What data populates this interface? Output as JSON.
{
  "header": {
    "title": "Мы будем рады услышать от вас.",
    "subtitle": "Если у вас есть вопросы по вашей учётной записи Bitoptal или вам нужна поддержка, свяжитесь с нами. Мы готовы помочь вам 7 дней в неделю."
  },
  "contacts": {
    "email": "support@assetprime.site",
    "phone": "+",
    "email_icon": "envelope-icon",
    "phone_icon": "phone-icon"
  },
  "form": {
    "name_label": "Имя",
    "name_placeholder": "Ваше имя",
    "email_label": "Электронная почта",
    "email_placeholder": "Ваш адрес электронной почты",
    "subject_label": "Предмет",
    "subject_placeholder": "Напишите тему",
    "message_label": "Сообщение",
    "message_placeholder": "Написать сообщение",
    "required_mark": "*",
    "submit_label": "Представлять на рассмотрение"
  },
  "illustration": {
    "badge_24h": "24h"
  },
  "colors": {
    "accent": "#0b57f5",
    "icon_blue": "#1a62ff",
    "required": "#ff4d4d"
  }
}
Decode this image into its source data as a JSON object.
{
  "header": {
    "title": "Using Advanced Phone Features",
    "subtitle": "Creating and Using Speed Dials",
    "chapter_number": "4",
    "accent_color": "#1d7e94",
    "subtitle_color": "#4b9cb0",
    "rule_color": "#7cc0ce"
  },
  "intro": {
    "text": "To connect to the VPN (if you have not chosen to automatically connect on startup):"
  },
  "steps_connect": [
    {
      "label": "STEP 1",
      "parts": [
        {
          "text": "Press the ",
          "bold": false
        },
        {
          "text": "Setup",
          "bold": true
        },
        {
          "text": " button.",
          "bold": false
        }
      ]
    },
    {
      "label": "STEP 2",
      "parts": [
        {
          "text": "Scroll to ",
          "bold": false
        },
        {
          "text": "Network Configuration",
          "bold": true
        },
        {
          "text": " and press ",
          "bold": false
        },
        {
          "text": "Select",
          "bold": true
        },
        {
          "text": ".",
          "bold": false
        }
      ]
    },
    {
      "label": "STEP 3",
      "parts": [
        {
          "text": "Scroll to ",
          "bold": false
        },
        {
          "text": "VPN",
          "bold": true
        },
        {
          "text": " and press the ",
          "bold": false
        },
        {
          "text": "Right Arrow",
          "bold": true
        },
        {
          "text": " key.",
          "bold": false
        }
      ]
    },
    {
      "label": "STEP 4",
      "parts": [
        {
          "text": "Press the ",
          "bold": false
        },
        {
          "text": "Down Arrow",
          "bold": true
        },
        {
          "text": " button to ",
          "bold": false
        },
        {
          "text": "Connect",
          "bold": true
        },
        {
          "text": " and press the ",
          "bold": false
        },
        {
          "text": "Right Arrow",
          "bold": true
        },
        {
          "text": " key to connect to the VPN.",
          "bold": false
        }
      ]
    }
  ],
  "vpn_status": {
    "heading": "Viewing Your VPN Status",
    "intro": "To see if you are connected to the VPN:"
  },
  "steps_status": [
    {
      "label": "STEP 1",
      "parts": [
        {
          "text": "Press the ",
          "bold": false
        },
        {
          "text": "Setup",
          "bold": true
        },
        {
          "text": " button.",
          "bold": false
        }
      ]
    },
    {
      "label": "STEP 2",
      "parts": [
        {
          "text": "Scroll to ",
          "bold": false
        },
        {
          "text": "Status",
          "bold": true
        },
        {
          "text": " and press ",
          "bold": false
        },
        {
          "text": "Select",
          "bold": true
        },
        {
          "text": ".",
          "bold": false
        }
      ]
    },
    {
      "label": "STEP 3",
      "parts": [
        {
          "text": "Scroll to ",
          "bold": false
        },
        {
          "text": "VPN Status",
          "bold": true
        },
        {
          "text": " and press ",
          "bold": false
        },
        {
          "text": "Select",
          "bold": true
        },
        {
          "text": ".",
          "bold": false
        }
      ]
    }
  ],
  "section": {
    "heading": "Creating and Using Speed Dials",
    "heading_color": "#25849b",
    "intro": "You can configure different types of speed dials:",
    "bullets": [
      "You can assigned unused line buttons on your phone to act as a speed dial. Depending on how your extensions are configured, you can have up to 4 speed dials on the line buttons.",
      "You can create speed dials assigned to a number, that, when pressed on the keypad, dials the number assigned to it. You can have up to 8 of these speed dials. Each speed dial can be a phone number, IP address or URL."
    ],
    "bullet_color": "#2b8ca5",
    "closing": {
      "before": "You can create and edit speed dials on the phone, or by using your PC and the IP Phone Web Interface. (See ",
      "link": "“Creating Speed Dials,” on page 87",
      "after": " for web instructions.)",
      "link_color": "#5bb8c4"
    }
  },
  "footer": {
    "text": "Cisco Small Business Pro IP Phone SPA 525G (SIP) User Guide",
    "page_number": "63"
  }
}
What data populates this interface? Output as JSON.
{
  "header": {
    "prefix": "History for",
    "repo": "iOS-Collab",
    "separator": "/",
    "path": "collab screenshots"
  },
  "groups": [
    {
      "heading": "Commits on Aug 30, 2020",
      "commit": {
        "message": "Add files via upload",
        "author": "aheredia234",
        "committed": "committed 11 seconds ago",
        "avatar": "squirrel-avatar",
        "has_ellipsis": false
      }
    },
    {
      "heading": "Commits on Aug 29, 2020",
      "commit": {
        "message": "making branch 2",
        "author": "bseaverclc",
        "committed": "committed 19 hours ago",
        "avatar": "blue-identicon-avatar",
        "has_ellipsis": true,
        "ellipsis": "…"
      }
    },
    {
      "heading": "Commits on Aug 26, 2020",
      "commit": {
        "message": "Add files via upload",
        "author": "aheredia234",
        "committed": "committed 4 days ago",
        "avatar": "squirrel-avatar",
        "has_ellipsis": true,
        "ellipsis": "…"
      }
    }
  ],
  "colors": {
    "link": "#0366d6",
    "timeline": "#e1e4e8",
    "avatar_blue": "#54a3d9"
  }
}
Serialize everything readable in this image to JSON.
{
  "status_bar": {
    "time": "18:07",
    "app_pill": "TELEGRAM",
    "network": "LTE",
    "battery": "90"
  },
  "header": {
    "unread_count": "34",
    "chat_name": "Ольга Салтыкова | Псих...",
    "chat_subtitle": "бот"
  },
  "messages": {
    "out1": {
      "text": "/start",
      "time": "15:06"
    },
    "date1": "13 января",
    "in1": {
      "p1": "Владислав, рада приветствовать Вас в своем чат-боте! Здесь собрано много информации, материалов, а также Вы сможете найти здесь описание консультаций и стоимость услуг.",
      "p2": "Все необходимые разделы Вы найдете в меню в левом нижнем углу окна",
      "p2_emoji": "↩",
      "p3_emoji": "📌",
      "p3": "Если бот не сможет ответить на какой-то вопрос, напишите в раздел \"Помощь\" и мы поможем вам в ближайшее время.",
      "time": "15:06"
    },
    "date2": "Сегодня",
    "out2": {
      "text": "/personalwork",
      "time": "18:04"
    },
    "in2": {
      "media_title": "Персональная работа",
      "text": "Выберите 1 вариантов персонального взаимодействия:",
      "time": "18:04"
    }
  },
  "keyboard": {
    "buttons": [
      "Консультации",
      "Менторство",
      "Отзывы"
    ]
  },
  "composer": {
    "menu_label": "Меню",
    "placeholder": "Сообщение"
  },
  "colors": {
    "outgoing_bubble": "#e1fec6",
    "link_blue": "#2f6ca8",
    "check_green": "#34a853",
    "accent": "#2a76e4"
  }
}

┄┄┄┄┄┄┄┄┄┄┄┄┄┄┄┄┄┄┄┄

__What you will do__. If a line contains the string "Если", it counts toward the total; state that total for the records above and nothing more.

__Answer space__. 2